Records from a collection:
>>>

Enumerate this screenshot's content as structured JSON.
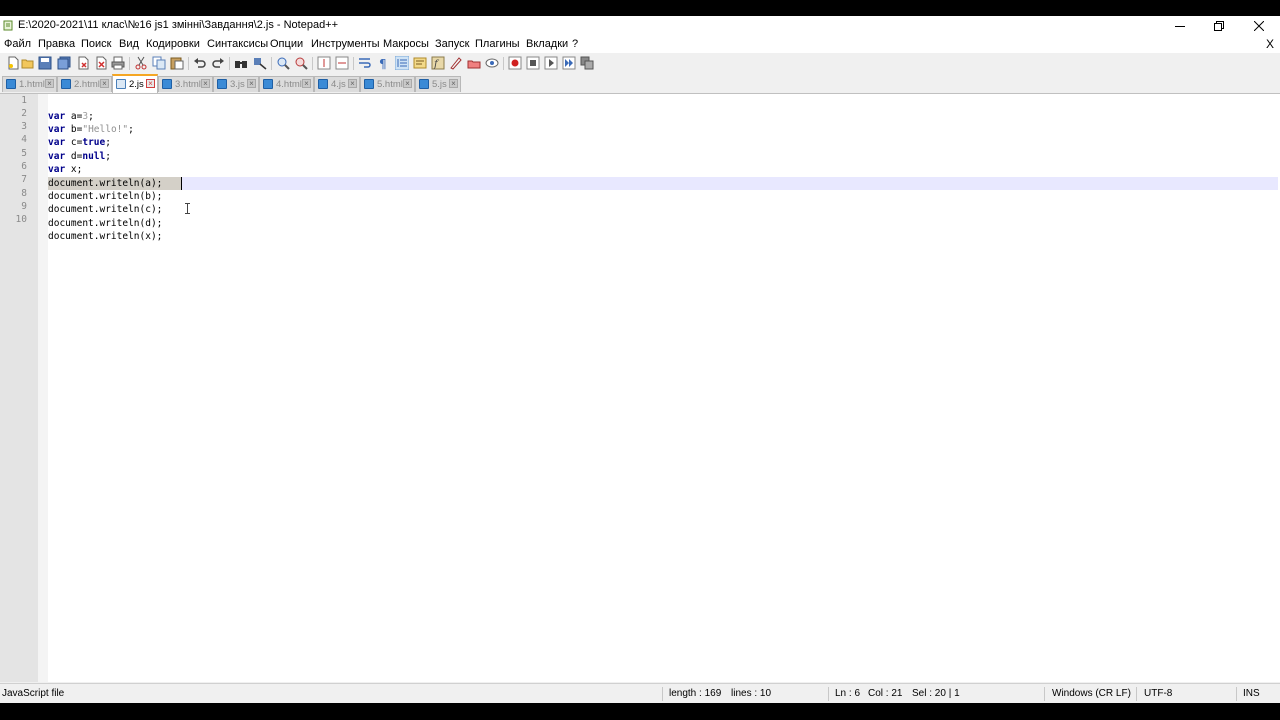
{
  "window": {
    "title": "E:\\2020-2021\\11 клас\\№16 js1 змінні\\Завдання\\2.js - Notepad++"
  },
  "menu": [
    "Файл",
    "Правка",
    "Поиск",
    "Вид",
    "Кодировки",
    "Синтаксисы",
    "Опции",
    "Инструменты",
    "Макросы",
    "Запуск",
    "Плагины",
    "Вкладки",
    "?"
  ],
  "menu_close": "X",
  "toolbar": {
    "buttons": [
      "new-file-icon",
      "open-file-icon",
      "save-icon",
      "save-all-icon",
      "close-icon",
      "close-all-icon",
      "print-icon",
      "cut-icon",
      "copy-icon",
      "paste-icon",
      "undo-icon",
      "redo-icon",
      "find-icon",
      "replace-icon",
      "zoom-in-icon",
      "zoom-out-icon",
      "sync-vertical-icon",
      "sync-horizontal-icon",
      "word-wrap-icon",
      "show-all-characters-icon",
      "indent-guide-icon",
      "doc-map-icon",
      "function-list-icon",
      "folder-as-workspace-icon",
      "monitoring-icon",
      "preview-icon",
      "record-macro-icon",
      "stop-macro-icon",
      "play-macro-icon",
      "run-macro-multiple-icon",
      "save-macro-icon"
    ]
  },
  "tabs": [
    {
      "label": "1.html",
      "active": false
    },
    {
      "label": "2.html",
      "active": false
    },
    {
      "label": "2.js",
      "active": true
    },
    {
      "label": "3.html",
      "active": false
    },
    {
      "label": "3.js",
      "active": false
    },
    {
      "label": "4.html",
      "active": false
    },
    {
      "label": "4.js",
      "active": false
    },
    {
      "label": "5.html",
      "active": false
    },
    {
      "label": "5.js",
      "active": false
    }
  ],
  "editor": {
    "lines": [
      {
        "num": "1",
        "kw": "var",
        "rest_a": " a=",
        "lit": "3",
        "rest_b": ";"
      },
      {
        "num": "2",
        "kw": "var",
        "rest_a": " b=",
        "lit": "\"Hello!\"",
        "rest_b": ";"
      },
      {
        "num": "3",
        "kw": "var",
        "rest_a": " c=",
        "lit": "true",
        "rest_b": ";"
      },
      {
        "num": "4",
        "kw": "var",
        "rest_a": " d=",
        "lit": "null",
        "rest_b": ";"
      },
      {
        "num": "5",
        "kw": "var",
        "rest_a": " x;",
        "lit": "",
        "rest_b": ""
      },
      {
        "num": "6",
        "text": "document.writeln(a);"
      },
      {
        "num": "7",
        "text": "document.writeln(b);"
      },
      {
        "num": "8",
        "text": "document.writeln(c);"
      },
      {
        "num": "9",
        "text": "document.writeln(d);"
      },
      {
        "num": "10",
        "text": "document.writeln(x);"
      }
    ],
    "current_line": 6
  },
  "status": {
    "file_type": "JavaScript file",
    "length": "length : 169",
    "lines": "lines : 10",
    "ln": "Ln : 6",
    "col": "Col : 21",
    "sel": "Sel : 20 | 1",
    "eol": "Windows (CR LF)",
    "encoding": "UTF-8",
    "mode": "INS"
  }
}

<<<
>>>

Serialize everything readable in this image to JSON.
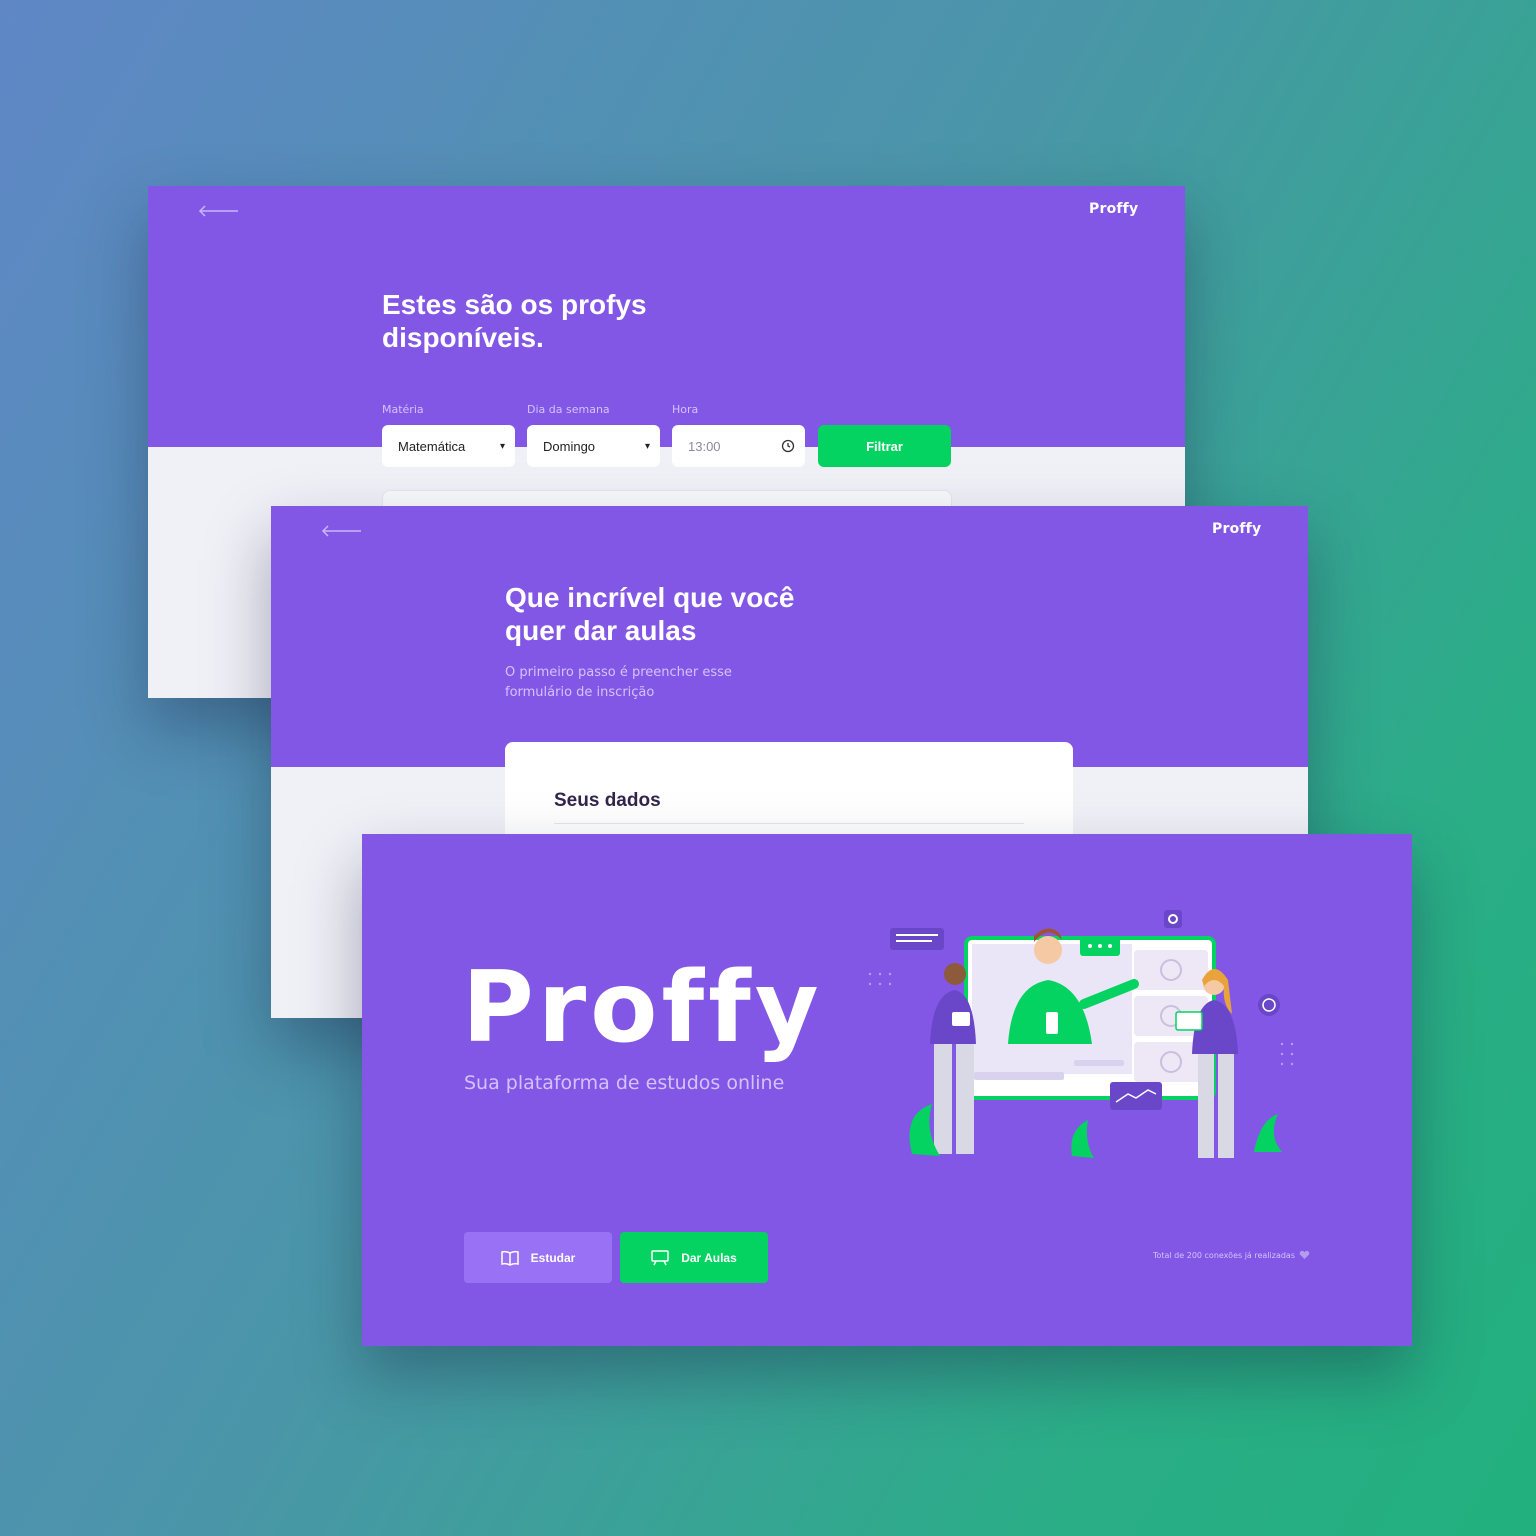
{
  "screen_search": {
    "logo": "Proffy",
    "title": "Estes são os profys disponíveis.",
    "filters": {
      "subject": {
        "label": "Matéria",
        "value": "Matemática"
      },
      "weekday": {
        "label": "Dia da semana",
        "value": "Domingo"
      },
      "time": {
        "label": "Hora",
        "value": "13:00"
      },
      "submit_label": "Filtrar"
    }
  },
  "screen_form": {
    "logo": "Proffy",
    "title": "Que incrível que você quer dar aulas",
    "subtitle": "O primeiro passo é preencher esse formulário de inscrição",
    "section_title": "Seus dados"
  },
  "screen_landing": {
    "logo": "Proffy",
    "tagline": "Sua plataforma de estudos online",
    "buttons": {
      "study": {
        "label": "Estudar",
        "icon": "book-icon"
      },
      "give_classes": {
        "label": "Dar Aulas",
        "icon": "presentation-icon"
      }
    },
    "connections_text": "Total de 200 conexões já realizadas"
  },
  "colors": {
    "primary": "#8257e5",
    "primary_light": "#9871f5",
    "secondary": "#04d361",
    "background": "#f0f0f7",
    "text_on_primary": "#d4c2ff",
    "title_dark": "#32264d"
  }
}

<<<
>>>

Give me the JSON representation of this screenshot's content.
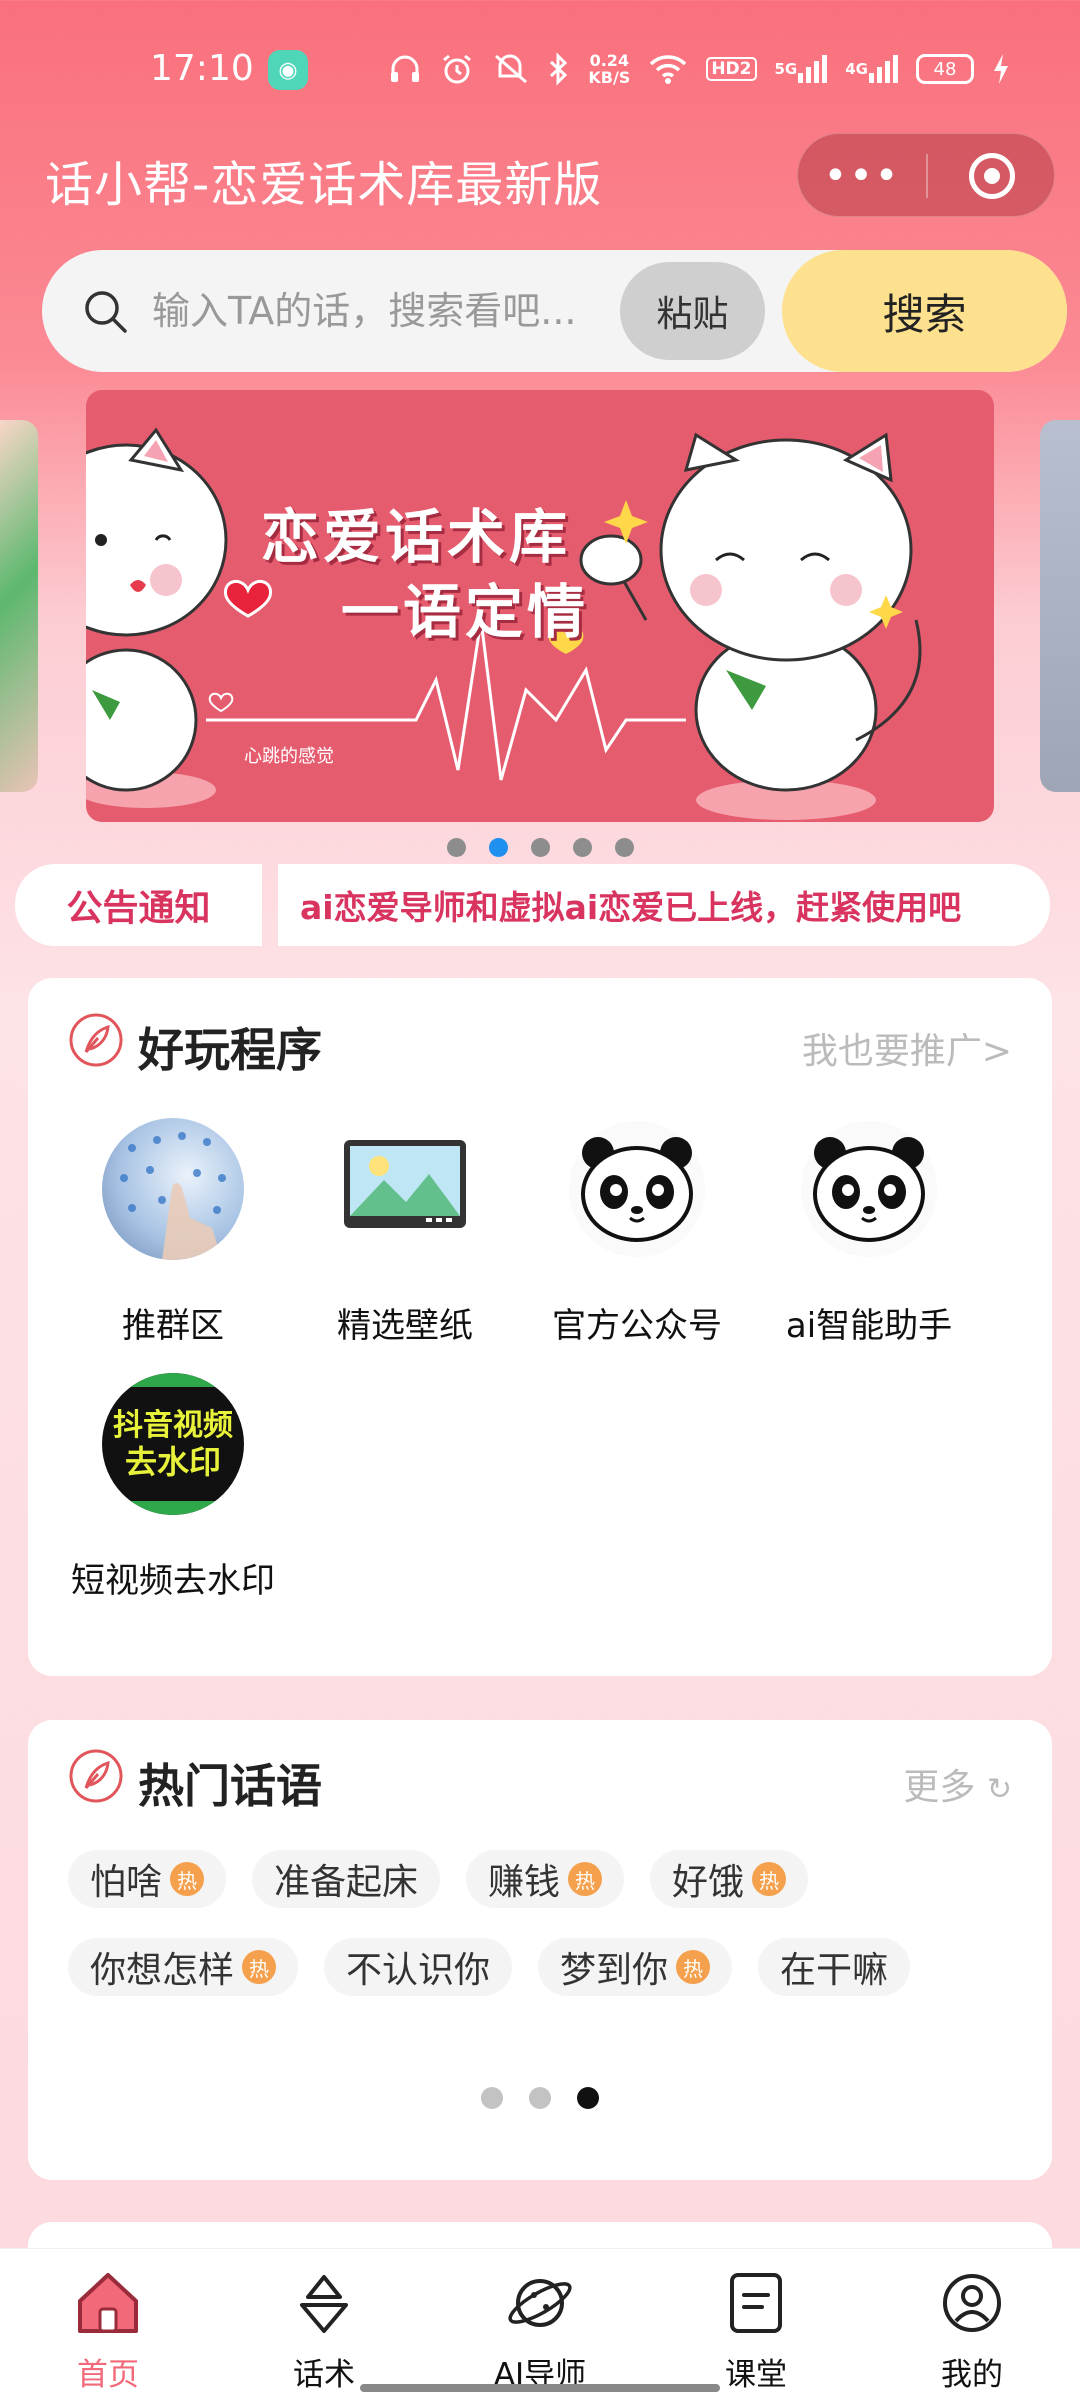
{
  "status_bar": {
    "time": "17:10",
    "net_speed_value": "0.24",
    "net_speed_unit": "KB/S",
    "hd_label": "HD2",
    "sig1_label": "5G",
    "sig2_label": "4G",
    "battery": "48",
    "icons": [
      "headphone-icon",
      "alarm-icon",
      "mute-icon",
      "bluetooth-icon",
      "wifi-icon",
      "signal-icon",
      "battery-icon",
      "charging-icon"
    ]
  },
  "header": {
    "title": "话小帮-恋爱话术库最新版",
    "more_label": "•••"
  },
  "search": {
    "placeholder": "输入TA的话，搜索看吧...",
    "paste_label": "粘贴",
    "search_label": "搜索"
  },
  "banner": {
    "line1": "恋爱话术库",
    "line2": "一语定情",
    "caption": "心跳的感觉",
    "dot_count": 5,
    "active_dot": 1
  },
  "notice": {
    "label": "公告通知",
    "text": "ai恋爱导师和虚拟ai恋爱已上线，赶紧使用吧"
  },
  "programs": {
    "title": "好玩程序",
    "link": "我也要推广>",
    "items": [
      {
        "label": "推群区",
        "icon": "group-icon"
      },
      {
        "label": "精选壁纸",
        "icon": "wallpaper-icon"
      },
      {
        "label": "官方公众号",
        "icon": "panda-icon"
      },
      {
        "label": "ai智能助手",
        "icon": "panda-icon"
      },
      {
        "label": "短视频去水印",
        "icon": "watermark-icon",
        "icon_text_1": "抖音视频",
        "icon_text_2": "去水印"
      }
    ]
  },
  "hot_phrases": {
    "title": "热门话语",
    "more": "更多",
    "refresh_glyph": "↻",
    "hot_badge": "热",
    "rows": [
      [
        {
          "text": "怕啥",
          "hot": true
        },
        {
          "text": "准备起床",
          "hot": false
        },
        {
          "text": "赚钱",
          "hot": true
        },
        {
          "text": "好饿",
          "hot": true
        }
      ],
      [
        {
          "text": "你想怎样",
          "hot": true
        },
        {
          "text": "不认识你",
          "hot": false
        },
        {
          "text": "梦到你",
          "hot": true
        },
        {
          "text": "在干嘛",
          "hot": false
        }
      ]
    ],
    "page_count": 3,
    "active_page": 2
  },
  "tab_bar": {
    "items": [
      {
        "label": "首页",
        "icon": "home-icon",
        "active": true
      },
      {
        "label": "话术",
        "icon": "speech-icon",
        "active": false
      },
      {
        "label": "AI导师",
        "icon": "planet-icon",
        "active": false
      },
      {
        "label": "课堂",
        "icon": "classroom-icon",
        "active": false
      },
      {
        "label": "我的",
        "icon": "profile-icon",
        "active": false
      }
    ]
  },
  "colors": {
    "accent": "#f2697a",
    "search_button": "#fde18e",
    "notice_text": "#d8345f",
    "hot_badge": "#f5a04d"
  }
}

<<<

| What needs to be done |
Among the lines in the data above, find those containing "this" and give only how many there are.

| Exercise result |
3